Who stands on that clity, like a figure of stone,
Unmoving and tall in the light of the sky,
While beneath him the Saco its work is doing, Hurrying down to its grave, the sea,
And slow through the rock its pathway hewing ! Far down, through the mist of the falling river, Which rises up like an incense ever, The splintered points of the crags are seen, With water howling and vexed between, While the scooping whirl of the pool beneath Seems an open throat, with its granite teeth! But Mogg Megone never trembled yet Wherever his eye or his foot was set. He is watchful: each form in the moonlight dim, Of rock or of tree, is seen of him : He listens; each sound from afar is caught, The faintest shiver of leaf and limb:
But he sees not the waters, which foam and fret,
Of the gnarl'd beech, whose naked root
Coils like a serpent at his foot,
aves in the wind one lock of hair,
Reserved for him, whoe'er he be,
When breast to breast and knee to knee,
And Modocawando's wives had strung
Of beaded wampum around it hung.
What seeks Megone? His foes are near
Grey Jocelyn's eye is never sleeping, And the garrison lights are burning clear,
Where Phillips'il men their watch are keeping. Let him hie him away through the dank river
fog, Never rustling the boughs nor displacing the
rocks, For the eyes and the ears which are watching for
He starts—there's a rustle among
the leaves :
With Indian blood on his English sword ?
How lights the eye of Mogg Megone!
“ Boon welcome, Johnny Bonython!”
The hunted outlaw, Bonython ! 14
And nought of English fashion on;
pauses-dark, over cheek and brow,
From the leaping brook 15 to the Saco river
The wife of Mogg Megone forever.”
There's a sudden light in the Indian's glance,
Of love or triumph, or both perchance,
Over his proud, calm features stealing.
« But father!”-and the Indian's hand
Falls gently on the white man's arm And with a smile as shrewdly bland
As the deep voice is slow and calm“ Where is my father's singing-bird
The sunny eye, and sunset hair?
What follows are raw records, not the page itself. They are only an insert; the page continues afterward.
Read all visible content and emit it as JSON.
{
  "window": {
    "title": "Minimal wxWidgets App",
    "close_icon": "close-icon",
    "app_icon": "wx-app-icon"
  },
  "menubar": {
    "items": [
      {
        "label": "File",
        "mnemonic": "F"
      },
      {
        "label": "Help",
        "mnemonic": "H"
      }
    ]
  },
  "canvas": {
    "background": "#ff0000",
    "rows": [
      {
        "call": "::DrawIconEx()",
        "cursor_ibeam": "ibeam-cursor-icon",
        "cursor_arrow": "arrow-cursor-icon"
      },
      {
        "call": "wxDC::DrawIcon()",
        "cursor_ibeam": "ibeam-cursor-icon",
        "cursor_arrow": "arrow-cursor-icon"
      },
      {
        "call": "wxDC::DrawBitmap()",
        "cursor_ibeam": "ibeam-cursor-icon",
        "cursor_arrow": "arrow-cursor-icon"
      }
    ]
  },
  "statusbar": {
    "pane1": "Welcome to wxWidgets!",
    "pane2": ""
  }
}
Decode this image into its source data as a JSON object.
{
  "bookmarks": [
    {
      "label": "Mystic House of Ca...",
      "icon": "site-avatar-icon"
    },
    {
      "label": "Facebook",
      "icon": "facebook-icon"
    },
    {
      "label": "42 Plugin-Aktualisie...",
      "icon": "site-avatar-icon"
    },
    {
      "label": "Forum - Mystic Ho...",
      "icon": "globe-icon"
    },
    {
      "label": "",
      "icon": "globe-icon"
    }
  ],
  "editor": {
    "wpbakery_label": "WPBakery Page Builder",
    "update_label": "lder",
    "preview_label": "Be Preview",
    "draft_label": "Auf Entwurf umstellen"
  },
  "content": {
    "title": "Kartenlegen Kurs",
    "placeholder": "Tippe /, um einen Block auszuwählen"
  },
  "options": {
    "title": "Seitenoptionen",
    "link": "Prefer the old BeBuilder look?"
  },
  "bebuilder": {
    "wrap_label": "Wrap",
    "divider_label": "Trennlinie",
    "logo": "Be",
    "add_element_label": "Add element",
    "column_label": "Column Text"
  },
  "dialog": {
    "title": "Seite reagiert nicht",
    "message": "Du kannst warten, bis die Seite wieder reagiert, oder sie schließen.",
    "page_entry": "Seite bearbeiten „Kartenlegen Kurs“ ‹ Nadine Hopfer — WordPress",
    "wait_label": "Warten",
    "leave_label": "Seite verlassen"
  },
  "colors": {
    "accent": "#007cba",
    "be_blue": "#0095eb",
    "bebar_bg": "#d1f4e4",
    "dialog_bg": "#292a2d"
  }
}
I know I have my father's word,
And that his word is good and fair; But, will my father tell me where Megone shall go and look for his bride ?For he sees her not by her father's side."
The dark, stern eye of Bonython
Flashes over the features of Mogg Megone,
In one of those glances which search within ; But the stolid calm of the Indian alone
Remains where the trace of emotion has been. * Does the Sachem doubt? Let him
with me, And the eyes of the Sachem his bride shall sen."
Cautious and slow, with
Hark !—is that the angry howl